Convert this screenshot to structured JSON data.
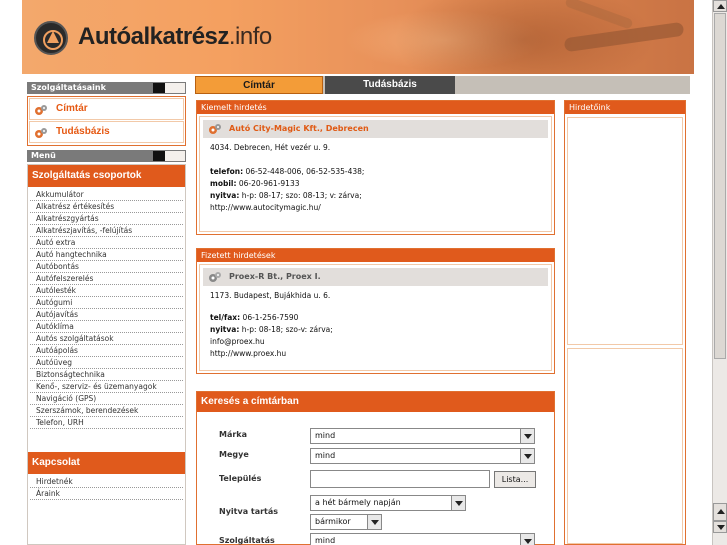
{
  "site": {
    "logo_main": "Autóalkatrész",
    "logo_tld": ".info"
  },
  "topnav": {
    "tabs": [
      {
        "label": "Címtár"
      },
      {
        "label": "Tudásbázis"
      }
    ]
  },
  "sidebar": {
    "services_title": "Szolgáltatásaink",
    "services": [
      {
        "label": "Címtár",
        "icon": "gear-icon"
      },
      {
        "label": "Tudásbázis",
        "icon": "gear-icon"
      }
    ],
    "menu_title": "Menü",
    "group_heading": "Szolgáltatás csoportok",
    "groups": [
      "Akkumulátor",
      "Alkatrész értékesítés",
      "Alkatrészgyártás",
      "Alkatrészjavítás, -felújítás",
      "Autó extra",
      "Autó hangtechnika",
      "Autóbontás",
      "Autófelszerelés",
      "Autólesték",
      "Autógumi",
      "Autójavítás",
      "Autóklíma",
      "Autós szolgáltatások",
      "Autóápolás",
      "Autóüveg",
      "Biztonságtechnika",
      "Kenő-, szerviz- és üzemanyagok",
      "Navigáció (GPS)",
      "Szerszámok, berendezések",
      "Telefon, URH"
    ],
    "contact_heading": "Kapcsolat",
    "contact_items": [
      "Hirdetnék",
      "Áraink"
    ]
  },
  "featured_ad": {
    "heading": "Kiemelt hirdetés",
    "company": "Autó City-Magic Kft., Debrecen",
    "address": "4034. Debrecen, Hét vezér u. 9.",
    "phone_label": "telefon:",
    "phone": "06-52-448-006, 06-52-535-438;",
    "mobile_label": "mobil:",
    "mobile": "06-20-961-9133",
    "hours_label": "nyitva:",
    "hours": "h-p: 08-17; szo: 08-13; v: zárva;",
    "website": "http://www.autocitymagic.hu/"
  },
  "paid_ad": {
    "heading": "Fizetett hirdetések",
    "company": "Proex-R Bt., Proex I.",
    "address": "1173. Budapest, Bujákhida u. 6.",
    "phone_label": "tel/fax:",
    "phone": "06-1-256-7590",
    "hours_label": "nyitva:",
    "hours": "h-p: 08-18; szo-v: zárva;",
    "email": "info@proex.hu",
    "website": "http://www.proex.hu"
  },
  "search": {
    "heading": "Keresés a címtárban",
    "brand_label": "Márka",
    "brand_value": "mind",
    "county_label": "Megye",
    "county_value": "mind",
    "city_label": "Település",
    "city_value": "",
    "list_button": "Lista...",
    "open_label": "Nyitva tartás",
    "open_value": "a hét bármely napján",
    "open_time_value": "bármikor",
    "service_label": "Szolgáltatás",
    "service_value": "mind"
  },
  "right": {
    "heading": "Hirdetőink"
  }
}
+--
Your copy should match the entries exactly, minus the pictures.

> **EXERCISE RESULT**:
Convert this screenshot to structured JSON data.
{
  "site": {
    "logo_main": "Autóalkatrész",
    "logo_tld": ".info"
  },
  "topnav": {
    "tabs": [
      {
        "label": "Címtár"
      },
      {
        "label": "Tudásbázis"
      }
    ]
  },
  "sidebar": {
    "services_title": "Szolgáltatásaink",
    "services": [
      {
        "label": "Címtár",
        "icon": "gear-icon"
      },
      {
        "label": "Tudásbázis",
        "icon": "gear-icon"
      }
    ],
    "menu_title": "Menü",
    "group_heading": "Szolgáltatás csoportok",
    "groups": [
      "Akkumulátor",
      "Alkatrész értékesítés",
      "Alkatrészgyártás",
      "Alkatrészjavítás, -felújítás",
      "Autó extra",
      "Autó hangtechnika",
      "Autóbontás",
      "Autófelszerelés",
      "Autólesték",
      "Autógumi",
      "Autójavítás",
      "Autóklíma",
      "Autós szolgáltatások",
      "Autóápolás",
      "Autóüveg",
      "Biztonságtechnika",
      "Kenő-, szerviz- és üzemanyagok",
      "Navigáció (GPS)",
      "Szerszámok, berendezések",
      "Telefon, URH"
    ],
    "contact_heading": "Kapcsolat",
    "contact_items": [
      "Hirdetnék",
      "Áraink"
    ]
  },
  "featured_ad": {
    "heading": "Kiemelt hirdetés",
    "company": "Autó City-Magic Kft., Debrecen",
    "address": "4034. Debrecen, Hét vezér u. 9.",
    "phone_label": "telefon:",
    "phone": "06-52-448-006, 06-52-535-438;",
    "mobile_label": "mobil:",
    "mobile": "06-20-961-9133",
    "hours_label": "nyitva:",
    "hours": "h-p: 08-17; szo: 08-13; v: zárva;",
    "website": "http://www.autocitymagic.hu/"
  },
  "paid_ad": {
    "heading": "Fizetett hirdetések",
    "company": "Proex-R Bt., Proex I.",
    "address": "1173. Budapest, Bujákhida u. 6.",
    "phone_label": "tel/fax:",
    "phone": "06-1-256-7590",
    "hours_label": "nyitva:",
    "hours": "h-p: 08-18; szo-v: zárva;",
    "email": "info@proex.hu",
    "website": "http://www.proex.hu"
  },
  "search": {
    "heading": "Keresés a címtárban",
    "brand_label": "Márka",
    "brand_value": "mind",
    "county_label": "Megye",
    "county_value": "mind",
    "city_label": "Település",
    "city_value": "",
    "list_button": "Lista...",
    "open_label": "Nyitva tartás",
    "open_value": "a hét bármely napján",
    "open_time_value": "bármikor",
    "service_label": "Szolgáltatás",
    "service_value": "mind"
  },
  "right": {
    "heading": "Hirdetőink"
  }
}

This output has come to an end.